Graduate school can impose a lot of pressure on people, though how much varies a lot from department to department and advisor to advisor. You will work a lot. This is a pretty universal expectation from faculty of their students. That said, ideally what you’re working on is something that interest you anyway. Unless you have your own external funding source (e.g. a fellowship), you will have to initially work on something your advisor chooses or at least something that you both agree on. If this is a problem, you likely chose the wrong advisor. Learning how to deal with the pressure is part of the experience, but you should be aware of how the experience is affecting your health, both mental and physical.

Others have documented the pros and cons better than me. Do much more research than just reading this. The Chronicle is a good publication on various topics in higher education. CRA puts out reports periodically that document statistics related to graduate school and academia in CS, including tracking PhD hires in industry and for faculty positions.

What are some things I should consider when applying?

  • Picking the right advisor is probably the single most important decision when going to graduate school. This is a person you will spend countless hours with, and who you will hopefully form a long-lasting relationship with. When meeting or talking with potential advisors, it’s more important to try to get a feel for how you might work with each other than how famous they are or how smart they seem. This is of course hard to gauge from short interactions, but if you get a bad vibe, take it seriously. It will help to get a clear picture of what their expectations are for their graduate students. You should also be clear with them what your expectations are. If you are looking for a decent home/work balance, but they say “I expect my students to work Saturdays and Sundays and answer my texts in the middle of the night,” then you should not work with that person, even if they are a world-renowned expert in whosits and whatsits. Again, this is important; far more important than what school or location you choose. Some other aspects of the advisor you should consider: are they tenured? How big is their group? (read: how much time will they have for you?) Where and how often are they publishing? Having a famous advisor may give you a slight advantage in some respects, but you want to consider your style. If you expect to be getting a full day’s worth of guidance per week from your advisor, picking someone who is traveling most of the time or splitting their time with 15 other students and postdocs would be ill-advised.

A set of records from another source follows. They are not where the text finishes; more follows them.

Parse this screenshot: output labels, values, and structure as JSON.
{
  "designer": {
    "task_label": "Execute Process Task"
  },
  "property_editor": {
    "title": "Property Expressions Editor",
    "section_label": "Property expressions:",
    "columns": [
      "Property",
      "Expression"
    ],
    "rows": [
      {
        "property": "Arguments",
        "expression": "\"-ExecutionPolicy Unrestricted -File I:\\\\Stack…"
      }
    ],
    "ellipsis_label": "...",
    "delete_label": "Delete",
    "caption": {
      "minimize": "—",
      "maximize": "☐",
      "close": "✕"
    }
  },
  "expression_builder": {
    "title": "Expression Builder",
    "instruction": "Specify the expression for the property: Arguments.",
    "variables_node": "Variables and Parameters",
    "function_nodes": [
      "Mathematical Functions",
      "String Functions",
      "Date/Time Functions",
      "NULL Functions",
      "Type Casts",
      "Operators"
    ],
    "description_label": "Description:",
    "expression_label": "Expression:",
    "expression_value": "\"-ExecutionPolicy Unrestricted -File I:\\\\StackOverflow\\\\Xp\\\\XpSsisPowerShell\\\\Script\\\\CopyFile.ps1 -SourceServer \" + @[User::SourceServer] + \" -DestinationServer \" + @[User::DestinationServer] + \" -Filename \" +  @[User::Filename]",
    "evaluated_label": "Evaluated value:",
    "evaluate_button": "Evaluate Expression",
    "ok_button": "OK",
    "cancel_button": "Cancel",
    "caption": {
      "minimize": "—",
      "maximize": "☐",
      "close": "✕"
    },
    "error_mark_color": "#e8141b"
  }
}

  • Consider what you want your life to look like during grad school, but outside of your studies. Do you like to work in coffee shops? Do you like to be able to see your parents often? These kinds of questions will help guide you toward potential programs.

  • If you cold-email potential advisors, do your homework. Actually put in the effort to read their papers and understand what they work on. Tell them why you’re interested in working with them (even better if you can point out specific parts of their research you like or have insight about), how your background experience is relevant, etc. Try to keep it short while hitting these points. You can find other info on this here, here, and here.

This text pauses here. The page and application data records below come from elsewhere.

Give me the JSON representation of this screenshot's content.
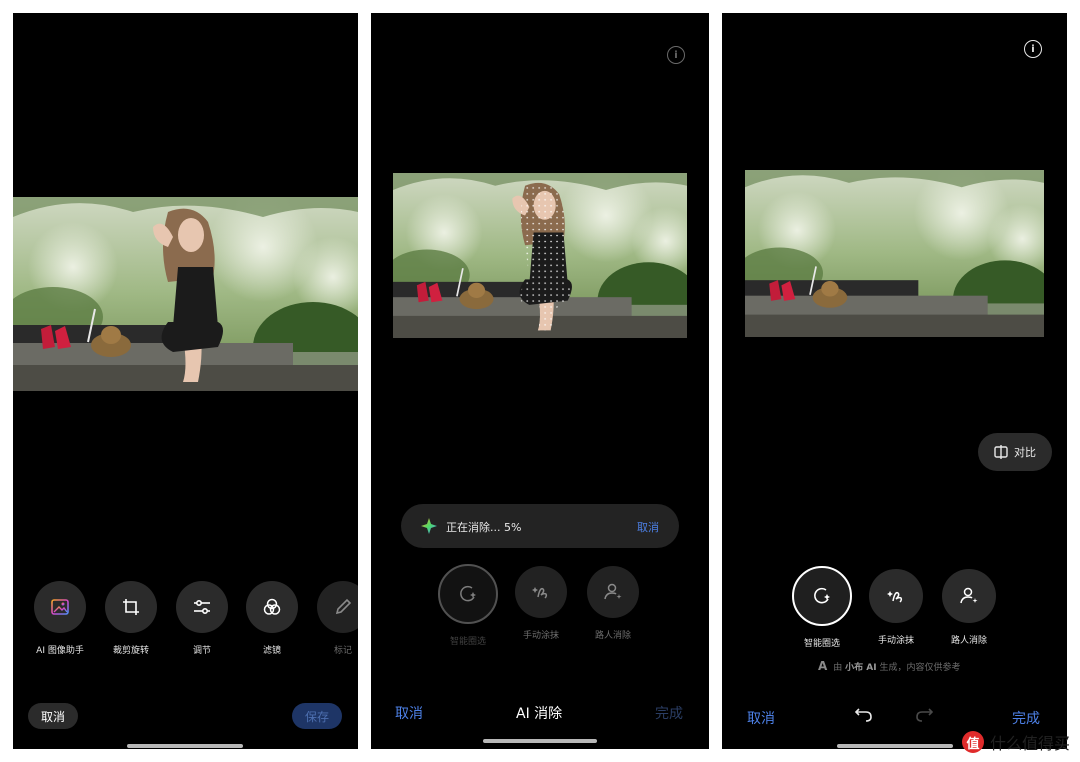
{
  "colors": {
    "accent": "#4d80e6",
    "panel_bg": "#000000",
    "button_bg": "#2b2b2b"
  },
  "panel1": {
    "tools": [
      {
        "label": "AI 图像助手",
        "icon": "ai-image-icon"
      },
      {
        "label": "裁剪旋转",
        "icon": "crop-rotate-icon"
      },
      {
        "label": "调节",
        "icon": "sliders-icon"
      },
      {
        "label": "滤镜",
        "icon": "filter-icon"
      },
      {
        "label": "标记",
        "icon": "markup-pen-icon"
      }
    ],
    "cancel": "取消",
    "save": "保存"
  },
  "panel2": {
    "progress_text": "正在消除... 5%",
    "progress_cancel": "取消",
    "tools": [
      {
        "label": "智能圈选",
        "icon": "smart-lasso-icon"
      },
      {
        "label": "手动涂抹",
        "icon": "brush-icon"
      },
      {
        "label": "路人消除",
        "icon": "person-remove-icon"
      }
    ],
    "cancel": "取消",
    "title": "AI 消除",
    "done": "完成"
  },
  "panel3": {
    "compare": "对比",
    "tools": [
      {
        "label": "智能圈选",
        "icon": "smart-lasso-icon"
      },
      {
        "label": "手动涂抹",
        "icon": "brush-icon"
      },
      {
        "label": "路人消除",
        "icon": "person-remove-icon"
      }
    ],
    "ai_note_prefix": "由 ",
    "ai_note_brand": "小布 AI",
    "ai_note_suffix": " 生成，内容仅供参考",
    "cancel": "取消",
    "done": "完成"
  },
  "watermark": {
    "logo": "值",
    "text": "什么值得买"
  }
}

  • Having some research experience is usually the best thing you can do to increase your prospects. Having published a paper when you send in applications is even better, even if it’s a workshop paper, or even if it’s a poster you present at an undergrad research symposium. Having submitted a paper (maybe the decision is out, or maybe it got rejected) is still a big leg-up.

Other Resources

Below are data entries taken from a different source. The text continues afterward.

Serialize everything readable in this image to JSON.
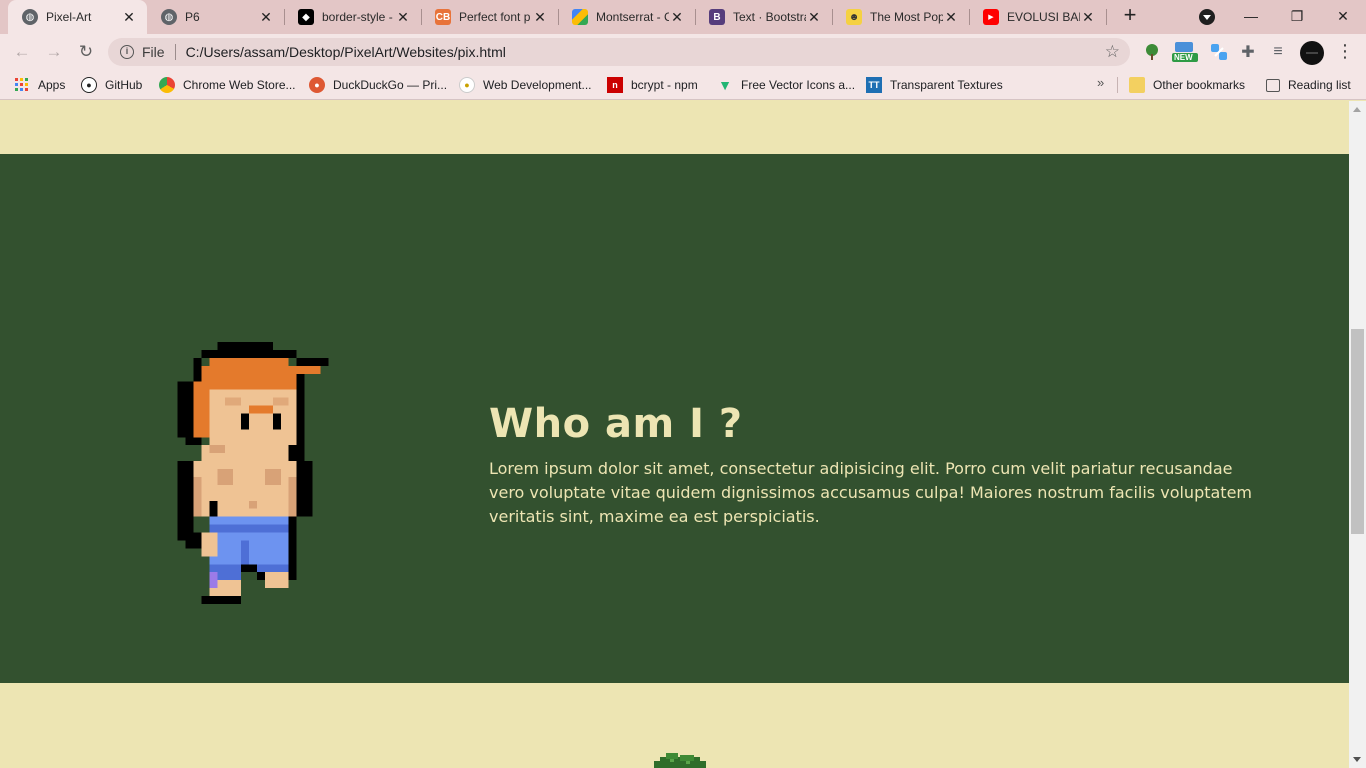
{
  "tabs": [
    {
      "title": "Pixel-Art",
      "icon": "globe-icon",
      "active": true,
      "color": "#5f6368"
    },
    {
      "title": "P6",
      "icon": "globe-icon",
      "active": false,
      "color": "#5f6368"
    },
    {
      "title": "border-style - ",
      "icon": "codepen-icon",
      "active": false,
      "color": "#000000"
    },
    {
      "title": "Perfect font p",
      "icon": "cssbuttons-icon",
      "active": false,
      "color": "#e8733a"
    },
    {
      "title": "Montserrat - C",
      "icon": "google-fonts-icon",
      "active": false,
      "color": "#4285f4"
    },
    {
      "title": "Text · Bootstra",
      "icon": "bootstrap-icon",
      "active": false,
      "color": "#563d7c"
    },
    {
      "title": "The Most Pop",
      "icon": "mask-icon",
      "active": false,
      "color": "#333333"
    },
    {
      "title": "EVOLUSI BAN",
      "icon": "youtube-icon",
      "active": false,
      "color": "#ff0000"
    }
  ],
  "toolbar": {
    "url_scheme_label": "File",
    "url": "C:/Users/assam/Desktop/PixelArt/Websites/pix.html",
    "extension_badge": "NEW"
  },
  "bookmarks": [
    {
      "label": "Apps",
      "icon": "apps-grid-icon"
    },
    {
      "label": "GitHub",
      "icon": "github-icon"
    },
    {
      "label": "Chrome Web Store...",
      "icon": "chrome-web-store-icon"
    },
    {
      "label": "DuckDuckGo — Pri...",
      "icon": "duckduckgo-icon"
    },
    {
      "label": "Web Development...",
      "icon": "web-dev-icon"
    },
    {
      "label": "bcrypt - npm",
      "icon": "npm-icon"
    },
    {
      "label": "Free Vector Icons a...",
      "icon": "vector-icons-icon"
    },
    {
      "label": "Transparent Textures",
      "icon": "transparent-textures-icon"
    }
  ],
  "bookmarks_right": {
    "other": "Other bookmarks",
    "reading_list": "Reading list"
  },
  "page": {
    "heading": "Who am I ?",
    "body": "Lorem ipsum dolor sit amet, consectetur adipisicing elit. Porro cum velit pariatur recusandae vero voluptate vitae quidem dignissimos accusamus culpa! Maiores nostrum facilis voluptatem veritatis sint, maxime ea est perspiciatis."
  },
  "colors": {
    "page_background": "#ede5b3",
    "hero_background": "#33512f",
    "hero_text": "#ede5b3",
    "tab_strip": "#e3c6c6",
    "toolbar": "#f4e6e6"
  }
}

If you’re looking for perspectives on grad school, David Andersen’s article is a pretty good resource. Matt Might’s blog also has some good articles on grad school, both on what you should know and how to get through it.

If you’ve already decided to go to grad school, now you just have to get in! I recommend reading through Mor Harchol-Balter’s great writeup on applying to graduate school.